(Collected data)
□ □ □
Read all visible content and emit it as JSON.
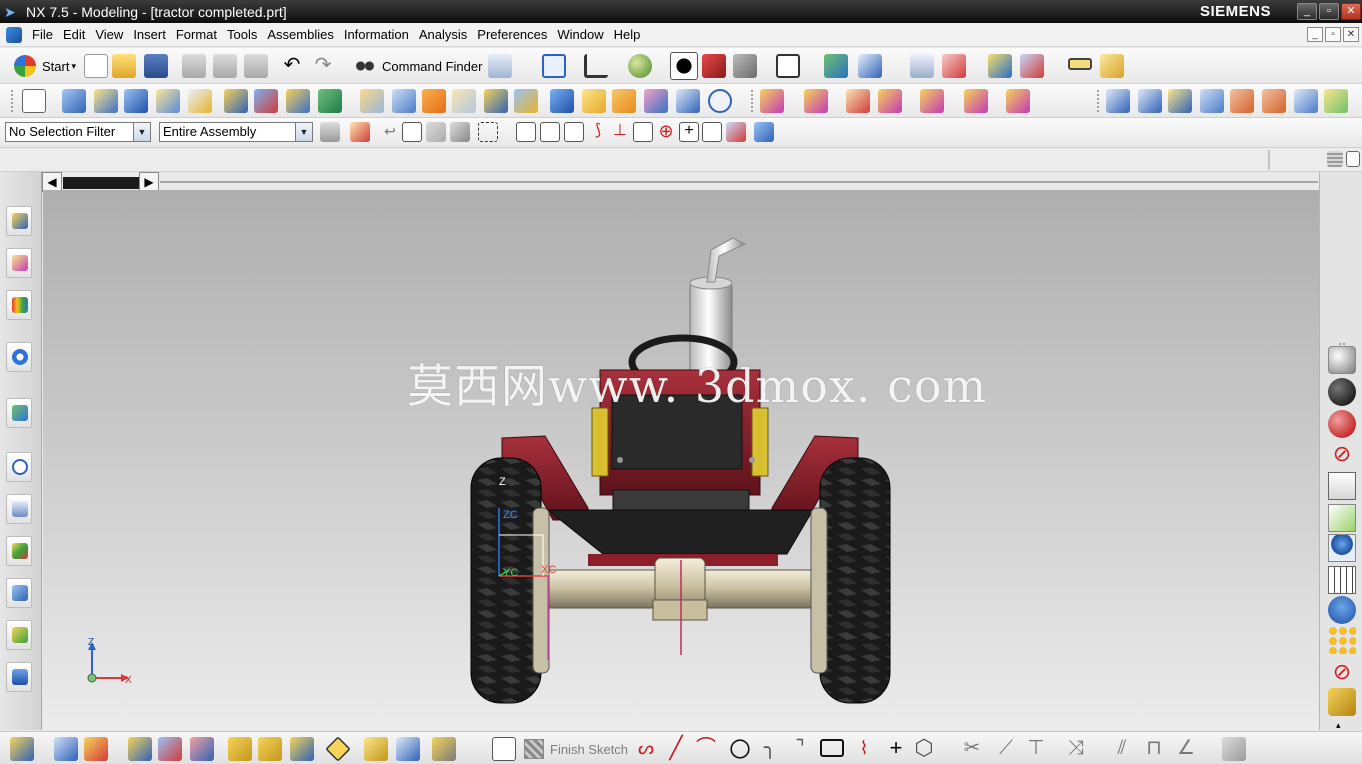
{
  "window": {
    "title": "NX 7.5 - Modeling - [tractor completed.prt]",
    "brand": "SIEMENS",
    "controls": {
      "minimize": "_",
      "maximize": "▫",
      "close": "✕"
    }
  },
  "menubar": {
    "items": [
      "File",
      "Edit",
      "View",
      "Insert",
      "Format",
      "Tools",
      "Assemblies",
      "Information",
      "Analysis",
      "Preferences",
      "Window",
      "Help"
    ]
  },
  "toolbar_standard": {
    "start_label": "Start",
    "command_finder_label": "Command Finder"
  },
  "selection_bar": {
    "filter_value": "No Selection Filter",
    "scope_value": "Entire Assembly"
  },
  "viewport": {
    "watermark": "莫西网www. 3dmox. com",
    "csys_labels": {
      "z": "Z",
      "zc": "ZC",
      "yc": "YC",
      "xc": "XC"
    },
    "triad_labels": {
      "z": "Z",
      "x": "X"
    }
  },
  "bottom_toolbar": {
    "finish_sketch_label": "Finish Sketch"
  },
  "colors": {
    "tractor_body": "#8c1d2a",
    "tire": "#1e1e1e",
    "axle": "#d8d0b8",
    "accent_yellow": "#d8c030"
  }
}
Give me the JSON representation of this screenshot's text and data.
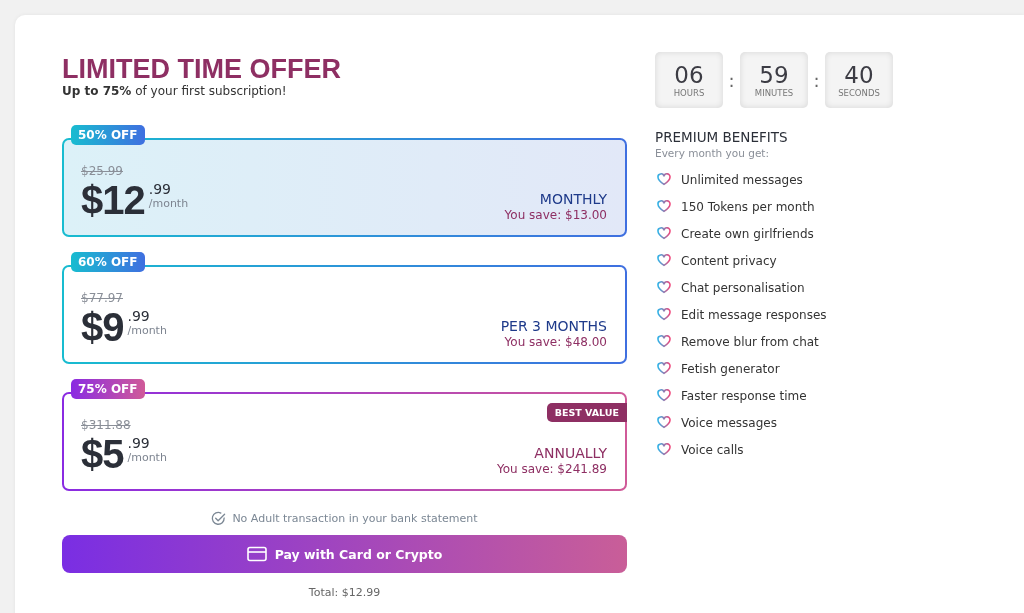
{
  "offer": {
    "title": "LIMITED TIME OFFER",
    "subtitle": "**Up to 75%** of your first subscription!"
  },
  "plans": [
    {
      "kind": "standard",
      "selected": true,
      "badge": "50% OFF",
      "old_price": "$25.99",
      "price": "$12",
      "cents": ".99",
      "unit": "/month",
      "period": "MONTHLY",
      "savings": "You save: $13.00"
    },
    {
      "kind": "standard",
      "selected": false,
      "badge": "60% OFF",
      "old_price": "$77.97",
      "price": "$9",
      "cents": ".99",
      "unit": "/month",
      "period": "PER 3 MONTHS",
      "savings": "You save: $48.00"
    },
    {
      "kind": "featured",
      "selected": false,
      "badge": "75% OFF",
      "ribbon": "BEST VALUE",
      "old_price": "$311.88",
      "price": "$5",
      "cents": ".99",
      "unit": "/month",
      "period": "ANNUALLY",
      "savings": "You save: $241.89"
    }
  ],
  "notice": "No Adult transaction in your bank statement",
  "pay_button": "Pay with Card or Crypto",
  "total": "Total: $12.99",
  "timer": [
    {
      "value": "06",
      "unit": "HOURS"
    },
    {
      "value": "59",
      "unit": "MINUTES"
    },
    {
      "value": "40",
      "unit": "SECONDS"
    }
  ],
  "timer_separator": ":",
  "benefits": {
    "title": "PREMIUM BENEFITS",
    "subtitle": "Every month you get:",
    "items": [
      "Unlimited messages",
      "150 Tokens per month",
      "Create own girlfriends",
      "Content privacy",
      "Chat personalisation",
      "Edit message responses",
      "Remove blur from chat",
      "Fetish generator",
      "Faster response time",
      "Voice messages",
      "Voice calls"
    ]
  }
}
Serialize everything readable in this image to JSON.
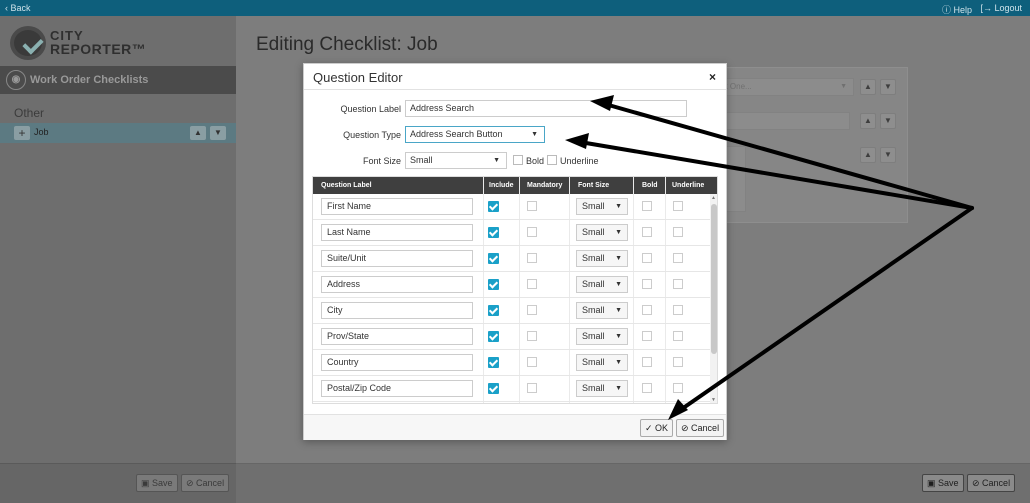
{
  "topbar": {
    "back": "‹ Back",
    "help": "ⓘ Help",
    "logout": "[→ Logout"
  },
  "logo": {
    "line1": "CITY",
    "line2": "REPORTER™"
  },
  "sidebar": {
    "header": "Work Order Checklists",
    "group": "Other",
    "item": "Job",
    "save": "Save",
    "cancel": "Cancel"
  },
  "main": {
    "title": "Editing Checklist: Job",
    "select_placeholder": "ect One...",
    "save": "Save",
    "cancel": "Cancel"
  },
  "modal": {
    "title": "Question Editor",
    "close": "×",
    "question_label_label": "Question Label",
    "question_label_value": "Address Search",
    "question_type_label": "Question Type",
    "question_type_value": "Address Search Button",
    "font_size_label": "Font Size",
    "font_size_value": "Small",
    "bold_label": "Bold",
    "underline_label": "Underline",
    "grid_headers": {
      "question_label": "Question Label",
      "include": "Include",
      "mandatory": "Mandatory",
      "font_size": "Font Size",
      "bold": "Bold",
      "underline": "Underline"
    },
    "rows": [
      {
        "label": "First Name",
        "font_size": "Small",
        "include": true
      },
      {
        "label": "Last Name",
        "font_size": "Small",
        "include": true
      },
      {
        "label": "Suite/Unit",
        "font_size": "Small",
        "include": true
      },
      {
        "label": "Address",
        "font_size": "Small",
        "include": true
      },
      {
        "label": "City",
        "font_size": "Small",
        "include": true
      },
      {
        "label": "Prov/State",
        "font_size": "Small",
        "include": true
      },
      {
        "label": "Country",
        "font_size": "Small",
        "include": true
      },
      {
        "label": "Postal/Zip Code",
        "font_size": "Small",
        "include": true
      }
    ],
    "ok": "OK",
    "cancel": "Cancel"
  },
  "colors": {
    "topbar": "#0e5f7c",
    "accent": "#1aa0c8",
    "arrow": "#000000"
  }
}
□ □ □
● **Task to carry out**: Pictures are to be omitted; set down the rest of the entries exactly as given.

● **Output for this exercise**:
Read all visible content and emit it as JSON.
{
  "window": {
    "title": "NX 7.5 - Modeling - [tractor completed.prt]",
    "brand": "SIEMENS",
    "controls": {
      "minimize": "_",
      "maximize": "▫",
      "close": "✕"
    }
  },
  "menubar": {
    "items": [
      "File",
      "Edit",
      "View",
      "Insert",
      "Format",
      "Tools",
      "Assemblies",
      "Information",
      "Analysis",
      "Preferences",
      "Window",
      "Help"
    ]
  },
  "toolbar_standard": {
    "start_label": "Start",
    "command_finder_label": "Command Finder"
  },
  "selection_bar": {
    "filter_value": "No Selection Filter",
    "scope_value": "Entire Assembly"
  },
  "viewport": {
    "watermark": "莫西网www. 3dmox. com",
    "csys_labels": {
      "z": "Z",
      "zc": "ZC",
      "yc": "YC",
      "xc": "XC"
    },
    "triad_labels": {
      "z": "Z",
      "x": "X"
    }
  },
  "bottom_toolbar": {
    "finish_sketch_label": "Finish Sketch"
  },
  "colors": {
    "tractor_body": "#8c1d2a",
    "tire": "#1e1e1e",
    "axle": "#d8d0b8",
    "accent_yellow": "#d8c030"
  }
}
Give me the JSON representation of this screenshot's text and data.
{
  "offer": {
    "title": "LIMITED TIME OFFER",
    "subtitle": "**Up to 75%** of your first subscription!"
  },
  "plans": [
    {
      "kind": "standard",
      "selected": true,
      "badge": "50% OFF",
      "old_price": "$25.99",
      "price": "$12",
      "cents": ".99",
      "unit": "/month",
      "period": "MONTHLY",
      "savings": "You save: $13.00"
    },
    {
      "kind": "standard",
      "selected": false,
      "badge": "60% OFF",
      "old_price": "$77.97",
      "price": "$9",
      "cents": ".99",
      "unit": "/month",
      "period": "PER 3 MONTHS",
      "savings": "You save: $48.00"
    },
    {
      "kind": "featured",
      "selected": false,
      "badge": "75% OFF",
      "ribbon": "BEST VALUE",
      "old_price": "$311.88",
      "price": "$5",
      "cents": ".99",
      "unit": "/month",
      "period": "ANNUALLY",
      "savings": "You save: $241.89"
    }
  ],
  "notice": "No Adult transaction in your bank statement",
  "pay_button": "Pay with Card or Crypto",
  "total": "Total: $12.99",
  "timer": [
    {
      "value": "06",
      "unit": "HOURS"
    },
    {
      "value": "59",
      "unit": "MINUTES"
    },
    {
      "value": "40",
      "unit": "SECONDS"
    }
  ],
  "timer_separator": ":",
  "benefits": {
    "title": "PREMIUM BENEFITS",
    "subtitle": "Every month you get:",
    "items": [
      "Unlimited messages",
      "150 Tokens per month",
      "Create own girlfriends",
      "Content privacy",
      "Chat personalisation",
      "Edit message responses",
      "Remove blur from chat",
      "Fetish generator",
      "Faster response time",
      "Voice messages",
      "Voice calls"
    ]
  }
}
Serialize everything readable in this image to JSON.
{
  "topbar": {
    "back": "‹ Back",
    "help": "ⓘ Help",
    "logout": "[→ Logout"
  },
  "logo": {
    "line1": "CITY",
    "line2": "REPORTER™"
  },
  "sidebar": {
    "header": "Work Order Checklists",
    "group": "Other",
    "item": "Job",
    "save": "Save",
    "cancel": "Cancel"
  },
  "main": {
    "title": "Editing Checklist: Job",
    "select_placeholder": "ect One...",
    "save": "Save",
    "cancel": "Cancel"
  },
  "modal": {
    "title": "Question Editor",
    "close": "×",
    "question_label_label": "Question Label",
    "question_label_value": "Address Search",
    "question_type_label": "Question Type",
    "question_type_value": "Address Search Button",
    "font_size_label": "Font Size",
    "font_size_value": "Small",
    "bold_label": "Bold",
    "underline_label": "Underline",
    "grid_headers": {
      "question_label": "Question Label",
      "include": "Include",
      "mandatory": "Mandatory",
      "font_size": "Font Size",
      "bold": "Bold",
      "underline": "Underline"
    },
    "rows": [
      {
        "label": "First Name",
        "font_size": "Small",
        "include": true
      },
      {
        "label": "Last Name",
        "font_size": "Small",
        "include": true
      },
      {
        "label": "Suite/Unit",
        "font_size": "Small",
        "include": true
      },
      {
        "label": "Address",
        "font_size": "Small",
        "include": true
      },
      {
        "label": "City",
        "font_size": "Small",
        "include": true
      },
      {
        "label": "Prov/State",
        "font_size": "Small",
        "include": true
      },
      {
        "label": "Country",
        "font_size": "Small",
        "include": true
      },
      {
        "label": "Postal/Zip Code",
        "font_size": "Small",
        "include": true
      }
    ],
    "ok": "OK",
    "cancel": "Cancel"
  },
  "colors": {
    "topbar": "#0e5f7c",
    "accent": "#1aa0c8",
    "arrow": "#000000"
  }
}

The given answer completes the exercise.